Sleep is essential for many aspects of normal life, but how we actually fall asleep remains a mystery.
Researchers have now shown how specialist nerve cells in the brains of fruit flies trigger several key steps of falling asleep.
The team at Oxford University’s Centre for Neural Circuits and Behaviour worked with a small cluster of neurons that had previously been shown to put flies to sleep when activated. When the flies are awake the sleep-control neurons are turned off. The longer the flies are awake, the more tired they become, which eventually reaches a tipping point and activates the neurons.
But the fact that the sleep-inducing neurons are only a tiny minority of all nerve cells posed a puzzle. Sleep entails some of the most profound and widespread changes our brains experience on a daily basis. How could so few cells control so much?
The team have found that the sleep-inducing cells ‘gate’ – or regulate the flow of electrical signals through – a node in the brain that is critical for all aspects of sleep: the fly’s motor system – controlling movement – was disconnected, preventing the animal from sleep-walking; the insect’s sensory thresholds were increased, making it less aware of its surroundings; and the ‘sleep debt’ or tiredness that had accumulated during waking was cleared.
Fruit flies are widely used by scientists as a model organism to understand how biological mechanisms work in larger, more complex organisms like humans. The 2017 Medicine Nobel Prize was awarded for discoveries concerning the body clock in flies.
Professor Gero Miesenboeck, Director of the Centre for Neural Circuits and Behaviour, said: ‘The sleep-inducing neurons act as a brake on the very brain cells whose activity causes tiredness. A beautifully simple system thus keeps sleep need and sleep in the balance.
‘We still don’t know why sleep debt builds up, what it consists of physically, how it triggers the switch to sleep and how the accumulated sleep debt is cleared. Finding the answers will help us solve the mystery of sleep.’

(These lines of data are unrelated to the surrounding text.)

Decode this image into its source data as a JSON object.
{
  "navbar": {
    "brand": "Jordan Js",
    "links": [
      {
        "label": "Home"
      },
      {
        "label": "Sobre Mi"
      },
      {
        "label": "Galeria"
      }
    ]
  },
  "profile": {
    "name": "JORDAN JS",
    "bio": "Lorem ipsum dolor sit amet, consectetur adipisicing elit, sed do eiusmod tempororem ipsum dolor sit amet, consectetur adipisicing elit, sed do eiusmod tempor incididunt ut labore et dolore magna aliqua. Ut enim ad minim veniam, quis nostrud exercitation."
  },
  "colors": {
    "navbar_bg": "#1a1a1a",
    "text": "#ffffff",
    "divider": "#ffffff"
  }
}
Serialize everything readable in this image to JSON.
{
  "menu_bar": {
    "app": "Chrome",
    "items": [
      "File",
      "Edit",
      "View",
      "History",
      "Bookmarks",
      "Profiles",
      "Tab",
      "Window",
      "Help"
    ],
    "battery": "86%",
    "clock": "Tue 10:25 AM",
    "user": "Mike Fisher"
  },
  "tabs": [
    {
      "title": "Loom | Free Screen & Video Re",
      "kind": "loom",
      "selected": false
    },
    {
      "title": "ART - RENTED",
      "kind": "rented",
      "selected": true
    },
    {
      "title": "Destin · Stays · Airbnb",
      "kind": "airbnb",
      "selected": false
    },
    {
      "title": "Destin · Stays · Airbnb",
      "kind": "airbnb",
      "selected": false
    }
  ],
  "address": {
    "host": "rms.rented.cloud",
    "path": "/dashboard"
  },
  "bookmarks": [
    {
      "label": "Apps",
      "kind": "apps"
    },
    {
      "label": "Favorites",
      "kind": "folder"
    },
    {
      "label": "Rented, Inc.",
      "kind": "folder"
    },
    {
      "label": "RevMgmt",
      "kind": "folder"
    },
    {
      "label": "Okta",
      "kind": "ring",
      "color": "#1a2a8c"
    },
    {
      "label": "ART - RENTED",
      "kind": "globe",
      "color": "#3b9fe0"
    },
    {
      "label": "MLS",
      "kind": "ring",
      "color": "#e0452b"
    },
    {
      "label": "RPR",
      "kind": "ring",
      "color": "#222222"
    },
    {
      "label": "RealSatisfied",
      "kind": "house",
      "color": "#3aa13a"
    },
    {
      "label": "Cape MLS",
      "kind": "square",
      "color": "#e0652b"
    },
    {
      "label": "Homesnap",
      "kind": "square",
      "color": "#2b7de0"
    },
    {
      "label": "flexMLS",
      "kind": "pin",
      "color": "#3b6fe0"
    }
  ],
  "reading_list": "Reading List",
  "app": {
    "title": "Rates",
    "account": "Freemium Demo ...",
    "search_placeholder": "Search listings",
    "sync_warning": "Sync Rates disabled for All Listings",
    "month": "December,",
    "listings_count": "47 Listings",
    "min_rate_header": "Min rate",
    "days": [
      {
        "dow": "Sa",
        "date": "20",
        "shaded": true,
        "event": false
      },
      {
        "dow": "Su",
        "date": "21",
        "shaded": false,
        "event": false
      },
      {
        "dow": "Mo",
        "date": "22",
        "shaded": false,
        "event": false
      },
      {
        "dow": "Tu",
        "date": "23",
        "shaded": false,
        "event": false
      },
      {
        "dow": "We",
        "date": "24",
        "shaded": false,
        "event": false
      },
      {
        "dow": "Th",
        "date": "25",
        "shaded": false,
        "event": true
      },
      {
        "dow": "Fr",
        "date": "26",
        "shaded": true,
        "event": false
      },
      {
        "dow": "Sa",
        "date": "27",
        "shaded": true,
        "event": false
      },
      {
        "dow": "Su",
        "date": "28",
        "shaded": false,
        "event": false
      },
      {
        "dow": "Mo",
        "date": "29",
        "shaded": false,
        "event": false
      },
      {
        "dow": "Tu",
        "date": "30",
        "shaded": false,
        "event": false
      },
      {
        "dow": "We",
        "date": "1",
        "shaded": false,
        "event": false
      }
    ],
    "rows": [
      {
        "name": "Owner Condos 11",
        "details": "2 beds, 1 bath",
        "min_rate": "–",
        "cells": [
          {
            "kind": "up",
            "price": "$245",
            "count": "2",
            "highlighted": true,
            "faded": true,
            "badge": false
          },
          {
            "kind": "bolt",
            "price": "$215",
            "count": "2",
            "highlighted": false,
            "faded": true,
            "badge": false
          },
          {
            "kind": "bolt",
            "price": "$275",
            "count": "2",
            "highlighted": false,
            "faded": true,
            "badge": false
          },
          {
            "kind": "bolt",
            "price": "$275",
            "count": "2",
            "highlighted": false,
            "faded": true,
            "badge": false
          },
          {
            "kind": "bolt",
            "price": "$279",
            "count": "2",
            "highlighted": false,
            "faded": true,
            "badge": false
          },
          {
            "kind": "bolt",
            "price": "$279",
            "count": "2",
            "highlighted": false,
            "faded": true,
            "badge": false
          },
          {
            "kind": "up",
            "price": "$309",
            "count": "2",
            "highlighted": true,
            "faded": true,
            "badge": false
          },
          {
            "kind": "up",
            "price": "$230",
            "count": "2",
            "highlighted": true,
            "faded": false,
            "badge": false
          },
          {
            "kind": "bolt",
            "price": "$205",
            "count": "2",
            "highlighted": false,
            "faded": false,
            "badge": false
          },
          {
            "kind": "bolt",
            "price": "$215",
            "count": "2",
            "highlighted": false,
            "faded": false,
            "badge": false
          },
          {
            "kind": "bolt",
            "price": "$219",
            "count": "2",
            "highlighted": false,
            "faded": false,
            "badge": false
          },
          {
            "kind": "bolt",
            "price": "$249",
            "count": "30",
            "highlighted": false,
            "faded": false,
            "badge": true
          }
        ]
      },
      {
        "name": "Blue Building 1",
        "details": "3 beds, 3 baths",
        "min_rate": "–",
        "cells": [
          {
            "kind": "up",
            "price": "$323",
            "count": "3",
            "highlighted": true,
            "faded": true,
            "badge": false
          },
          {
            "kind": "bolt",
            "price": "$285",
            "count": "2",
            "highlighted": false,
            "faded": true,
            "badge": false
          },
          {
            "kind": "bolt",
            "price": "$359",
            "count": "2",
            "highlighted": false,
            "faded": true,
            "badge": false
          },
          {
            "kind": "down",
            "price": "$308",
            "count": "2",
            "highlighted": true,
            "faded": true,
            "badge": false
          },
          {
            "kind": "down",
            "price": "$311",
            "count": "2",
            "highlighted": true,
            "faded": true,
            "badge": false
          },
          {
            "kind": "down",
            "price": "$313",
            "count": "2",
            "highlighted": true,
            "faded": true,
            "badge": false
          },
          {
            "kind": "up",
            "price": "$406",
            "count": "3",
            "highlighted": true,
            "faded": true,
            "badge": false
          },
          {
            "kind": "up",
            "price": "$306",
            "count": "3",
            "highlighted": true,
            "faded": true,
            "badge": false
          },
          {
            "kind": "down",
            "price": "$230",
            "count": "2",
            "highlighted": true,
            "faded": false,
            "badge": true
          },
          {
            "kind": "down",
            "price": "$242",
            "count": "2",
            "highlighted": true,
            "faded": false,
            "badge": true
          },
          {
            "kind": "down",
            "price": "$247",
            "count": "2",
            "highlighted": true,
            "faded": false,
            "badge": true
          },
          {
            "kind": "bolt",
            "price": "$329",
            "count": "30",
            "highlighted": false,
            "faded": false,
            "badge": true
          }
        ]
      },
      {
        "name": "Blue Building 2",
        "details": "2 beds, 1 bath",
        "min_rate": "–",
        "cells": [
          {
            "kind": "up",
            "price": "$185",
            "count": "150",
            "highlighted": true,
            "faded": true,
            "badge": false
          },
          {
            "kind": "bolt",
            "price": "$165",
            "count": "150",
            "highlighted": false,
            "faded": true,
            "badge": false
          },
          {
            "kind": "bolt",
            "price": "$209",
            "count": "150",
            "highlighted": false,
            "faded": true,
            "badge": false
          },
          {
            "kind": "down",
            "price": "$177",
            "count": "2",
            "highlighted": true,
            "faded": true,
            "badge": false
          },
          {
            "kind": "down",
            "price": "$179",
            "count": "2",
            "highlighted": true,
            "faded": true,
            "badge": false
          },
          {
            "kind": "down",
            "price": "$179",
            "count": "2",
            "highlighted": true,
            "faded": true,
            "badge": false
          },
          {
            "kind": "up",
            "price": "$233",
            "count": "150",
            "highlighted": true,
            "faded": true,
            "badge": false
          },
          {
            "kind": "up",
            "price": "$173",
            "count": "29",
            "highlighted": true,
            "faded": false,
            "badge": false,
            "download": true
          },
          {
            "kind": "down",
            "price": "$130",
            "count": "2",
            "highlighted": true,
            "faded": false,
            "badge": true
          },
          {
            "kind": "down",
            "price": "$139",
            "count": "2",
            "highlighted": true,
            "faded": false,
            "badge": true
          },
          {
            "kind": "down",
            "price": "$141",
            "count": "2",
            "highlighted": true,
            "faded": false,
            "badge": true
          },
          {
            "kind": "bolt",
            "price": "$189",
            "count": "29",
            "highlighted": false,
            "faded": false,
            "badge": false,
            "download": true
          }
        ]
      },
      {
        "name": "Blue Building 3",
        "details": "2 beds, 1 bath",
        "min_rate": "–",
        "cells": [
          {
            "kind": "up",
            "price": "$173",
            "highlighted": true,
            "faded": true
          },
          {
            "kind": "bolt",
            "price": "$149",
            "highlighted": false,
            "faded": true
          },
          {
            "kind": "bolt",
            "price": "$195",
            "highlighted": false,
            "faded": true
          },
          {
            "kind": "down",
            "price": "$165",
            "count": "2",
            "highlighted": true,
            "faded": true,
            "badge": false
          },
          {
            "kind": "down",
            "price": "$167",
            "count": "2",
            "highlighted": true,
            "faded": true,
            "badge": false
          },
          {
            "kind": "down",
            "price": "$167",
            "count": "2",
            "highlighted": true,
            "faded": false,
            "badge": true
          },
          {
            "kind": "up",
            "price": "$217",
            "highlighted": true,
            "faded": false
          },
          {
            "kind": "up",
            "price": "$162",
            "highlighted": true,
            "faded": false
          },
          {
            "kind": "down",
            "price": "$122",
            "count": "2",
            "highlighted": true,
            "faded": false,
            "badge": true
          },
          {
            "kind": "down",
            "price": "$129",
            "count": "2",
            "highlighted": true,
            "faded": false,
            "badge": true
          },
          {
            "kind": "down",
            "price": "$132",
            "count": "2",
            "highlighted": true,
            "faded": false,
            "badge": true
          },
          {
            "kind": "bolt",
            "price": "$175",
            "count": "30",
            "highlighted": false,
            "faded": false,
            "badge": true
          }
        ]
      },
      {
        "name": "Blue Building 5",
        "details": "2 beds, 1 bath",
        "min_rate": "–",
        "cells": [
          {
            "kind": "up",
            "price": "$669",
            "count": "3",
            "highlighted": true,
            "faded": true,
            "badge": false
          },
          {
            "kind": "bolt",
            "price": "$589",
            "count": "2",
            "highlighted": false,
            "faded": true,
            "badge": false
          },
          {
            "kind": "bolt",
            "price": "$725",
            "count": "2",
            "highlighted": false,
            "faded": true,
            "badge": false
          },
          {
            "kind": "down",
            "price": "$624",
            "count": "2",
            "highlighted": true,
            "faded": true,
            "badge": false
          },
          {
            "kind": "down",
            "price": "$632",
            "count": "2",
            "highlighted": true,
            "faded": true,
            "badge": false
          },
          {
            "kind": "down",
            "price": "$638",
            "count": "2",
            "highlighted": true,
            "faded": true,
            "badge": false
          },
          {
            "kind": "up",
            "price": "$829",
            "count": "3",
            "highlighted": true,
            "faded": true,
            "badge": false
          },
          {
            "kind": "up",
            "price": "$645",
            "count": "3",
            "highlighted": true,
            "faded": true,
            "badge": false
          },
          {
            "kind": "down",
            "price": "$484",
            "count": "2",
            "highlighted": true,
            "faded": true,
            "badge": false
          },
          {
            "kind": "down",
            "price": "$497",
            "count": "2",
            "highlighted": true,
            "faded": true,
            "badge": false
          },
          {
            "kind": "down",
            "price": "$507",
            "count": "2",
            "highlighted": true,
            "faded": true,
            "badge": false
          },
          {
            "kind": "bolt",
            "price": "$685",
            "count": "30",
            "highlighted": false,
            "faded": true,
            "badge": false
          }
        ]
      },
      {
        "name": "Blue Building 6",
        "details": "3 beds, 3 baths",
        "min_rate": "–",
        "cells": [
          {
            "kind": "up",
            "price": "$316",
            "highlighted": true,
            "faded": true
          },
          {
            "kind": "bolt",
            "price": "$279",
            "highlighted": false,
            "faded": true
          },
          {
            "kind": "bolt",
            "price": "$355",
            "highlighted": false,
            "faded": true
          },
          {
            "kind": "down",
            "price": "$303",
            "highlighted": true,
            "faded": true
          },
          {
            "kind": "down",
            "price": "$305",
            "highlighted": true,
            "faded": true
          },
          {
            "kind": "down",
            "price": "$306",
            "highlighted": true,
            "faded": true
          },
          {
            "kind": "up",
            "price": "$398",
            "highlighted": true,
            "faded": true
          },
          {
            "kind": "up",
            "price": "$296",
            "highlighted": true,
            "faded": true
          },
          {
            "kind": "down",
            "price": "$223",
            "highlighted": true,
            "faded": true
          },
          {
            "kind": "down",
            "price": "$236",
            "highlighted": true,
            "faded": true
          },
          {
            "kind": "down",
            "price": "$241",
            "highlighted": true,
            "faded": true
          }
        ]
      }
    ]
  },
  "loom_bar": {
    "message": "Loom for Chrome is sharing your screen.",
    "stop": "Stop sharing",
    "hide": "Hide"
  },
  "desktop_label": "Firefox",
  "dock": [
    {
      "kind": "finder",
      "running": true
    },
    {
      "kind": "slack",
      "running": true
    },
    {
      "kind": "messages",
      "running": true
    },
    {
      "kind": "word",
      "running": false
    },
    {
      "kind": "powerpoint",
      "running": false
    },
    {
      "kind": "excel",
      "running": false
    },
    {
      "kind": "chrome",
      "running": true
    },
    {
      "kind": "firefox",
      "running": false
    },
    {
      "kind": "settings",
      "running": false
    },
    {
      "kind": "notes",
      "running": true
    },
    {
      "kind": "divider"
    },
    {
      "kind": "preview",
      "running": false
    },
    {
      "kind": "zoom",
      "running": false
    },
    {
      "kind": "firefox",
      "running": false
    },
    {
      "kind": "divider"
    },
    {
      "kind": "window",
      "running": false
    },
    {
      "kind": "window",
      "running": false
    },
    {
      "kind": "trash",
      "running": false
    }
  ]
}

The full paper, ‘Recurrent Circuitry for Balancing Sleep Need and Sleep’, can be read in the journal Neuron.